As misguided analysis goes, it may not quite rank up there when John Madden advising the Patriots to take a knee and go to overtime in the final minute of the 2001 Super Bowl.
But it's close.
When Allen Craig singled with one out in the ninth -- and it was just a single because Craig, hobbled by a bad foot, could only make it to first base on a shot off the right-field wall -- the Cardinals sent in speed demon Kolten Wong to pinch-run. And when Mike Napoli began to hold Wong at first, Fox Sports' Tim McCarver wanted to know why.
"His run doesn't mean anything," said McCarver, noting that the Red Sox were ahead by two, 4-2. "He doesn't matter."
Well . . .
With two outs, Koji Uehara made a quick throw to first. Wong seemed to lose his footing a bit as he attempted to get back. He dove, Napoli slapped on the tag, he was out . . . and Game 4 was over. No postseason game in the history of baseball had ever ended on a pickoff, but this one did.
"The game's not supposed to end that way," Jonny Gomes, whose three-run homer provided the winning runs, said afterwards.
And had Napoli not been holding him on, obviously, the inning would have continued.
Wong, his eyes red after the game, took full responsibility.

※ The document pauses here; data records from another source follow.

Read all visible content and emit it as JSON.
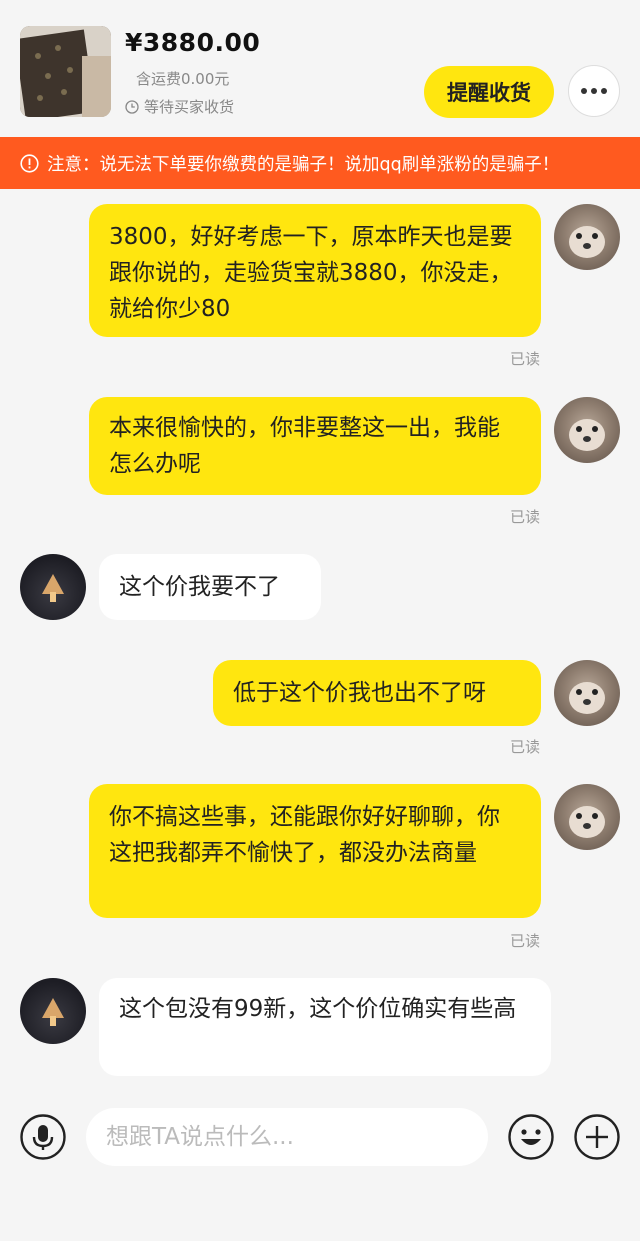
{
  "header": {
    "price": "¥3880.00",
    "shipping": "含运费0.00元",
    "status": "等待买家收货",
    "remind_label": "提醒收货",
    "more_label": "•••"
  },
  "warning": {
    "text": "注意：说无法下单要你缴费的是骗子！说加qq刷单涨粉的是骗子！"
  },
  "messages": [
    {
      "side": "me",
      "text": "3800，好好考虑一下，原本昨天也是要跟你说的，走验货宝就3880，你没走，就给你少80",
      "read": "已读"
    },
    {
      "side": "me",
      "text": "本来很愉快的，你非要整这一出，我能怎么办呢",
      "read": "已读"
    },
    {
      "side": "other",
      "text": "这个价我要不了"
    },
    {
      "side": "me",
      "text": "低于这个价我也出不了呀",
      "read": "已读"
    },
    {
      "side": "me",
      "text": "你不搞这些事，还能跟你好好聊聊，你这把我都弄不愉快了，都没办法商量",
      "read": "已读"
    },
    {
      "side": "other",
      "text": "这个包没有99新，这个价位确实有些高"
    }
  ],
  "input": {
    "placeholder": "想跟TA说点什么..."
  },
  "colors": {
    "accent_yellow": "#ffe60f",
    "warning_orange": "#ff5a1f",
    "background": "#f5f5f5"
  },
  "icons": [
    "clock-icon",
    "warning-icon",
    "microphone-icon",
    "emoji-icon",
    "plus-icon",
    "more-icon"
  ]
}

"I just got a little too far off and my back foot slipped out," Wong said. "He just made a good throw. I slipped and that's it."
"He was reminded once he got on base, and also he was reminded that the run didn't mean much, be careful, shorten up," said Cardinals manager Mike Matheny. "And he got a little extra, then he slipped and the slip cost him."
Wong said he had no intention of trying to steal second.
"Not at all. I was just getting ready, getting aggressive," he said. "It was a hitting situation. Carlos [Beltran, the batter at the plate at the time of the pickoff], he can drive the ball. If that ball got down somewhere, I was hoping to go first to third, maybe score."
So now we've had one game end on an obstruction call and another end on a pickoff.